Problem requirements -
Set down every record below exactly as it stands, leaving out the pictures.

Task material -
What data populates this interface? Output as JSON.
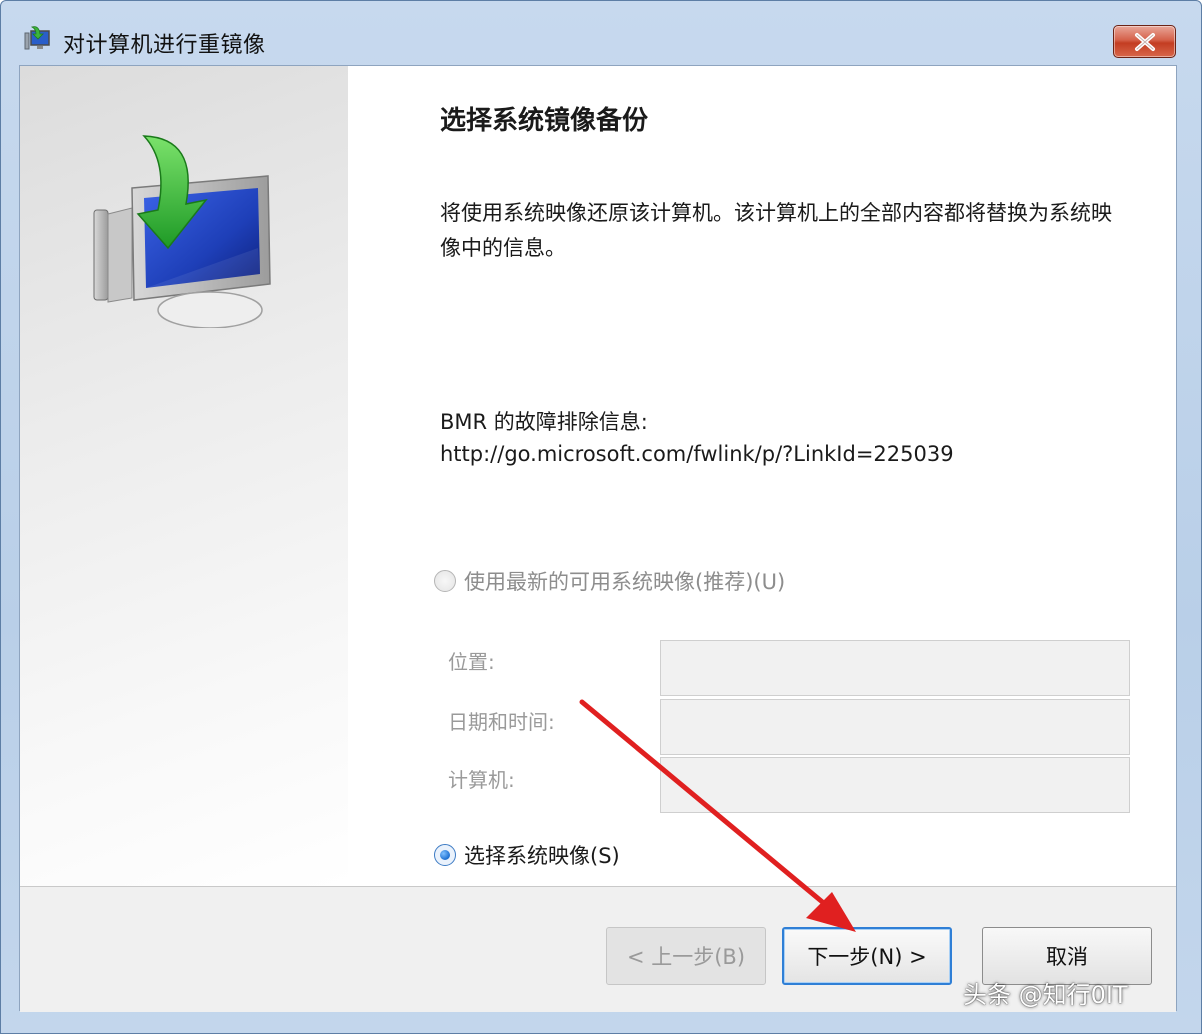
{
  "window": {
    "title": "对计算机进行重镜像"
  },
  "page": {
    "heading": "选择系统镜像备份",
    "description": "将使用系统映像还原该计算机。该计算机上的全部内容都将替换为系统映像中的信息。",
    "bmr_label": "BMR 的故障排除信息:",
    "bmr_link": "http://go.microsoft.com/fwlink/p/?LinkId=225039"
  },
  "options": {
    "latest": {
      "label": "使用最新的可用系统映像(推荐)(U)",
      "checked": false,
      "enabled": false
    },
    "select": {
      "label": "选择系统映像(S)",
      "checked": true,
      "enabled": true
    }
  },
  "fields": {
    "location_label": "位置:",
    "datetime_label": "日期和时间:",
    "computer_label": "计算机:",
    "location_value": "",
    "datetime_value": "",
    "computer_value": ""
  },
  "buttons": {
    "back": "< 上一步(B)",
    "next": "下一步(N) >",
    "cancel": "取消"
  },
  "watermark": "头条 @知行0IT",
  "colors": {
    "title_bar": "#b9cfe8",
    "close_button": "#c33d22",
    "focus_border": "#2f7fd6",
    "annotation_arrow": "#e02020"
  },
  "icons": {
    "app": "restore-computer-icon",
    "hero": "monitor-with-green-arrow-icon",
    "close": "close-icon"
  }
}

Solution below -
What data populates this interface? Output as JSON.
{
  "window": {
    "title": "对计算机进行重镜像"
  },
  "page": {
    "heading": "选择系统镜像备份",
    "description": "将使用系统映像还原该计算机。该计算机上的全部内容都将替换为系统映像中的信息。",
    "bmr_label": "BMR 的故障排除信息:",
    "bmr_link": "http://go.microsoft.com/fwlink/p/?LinkId=225039"
  },
  "options": {
    "latest": {
      "label": "使用最新的可用系统映像(推荐)(U)",
      "checked": false,
      "enabled": false
    },
    "select": {
      "label": "选择系统映像(S)",
      "checked": true,
      "enabled": true
    }
  },
  "fields": {
    "location_label": "位置:",
    "datetime_label": "日期和时间:",
    "computer_label": "计算机:",
    "location_value": "",
    "datetime_value": "",
    "computer_value": ""
  },
  "buttons": {
    "back": "< 上一步(B)",
    "next": "下一步(N) >",
    "cancel": "取消"
  },
  "watermark": "头条 @知行0IT",
  "colors": {
    "title_bar": "#b9cfe8",
    "close_button": "#c33d22",
    "focus_border": "#2f7fd6",
    "annotation_arrow": "#e02020"
  },
  "icons": {
    "app": "restore-computer-icon",
    "hero": "monitor-with-green-arrow-icon",
    "close": "close-icon"
  }
}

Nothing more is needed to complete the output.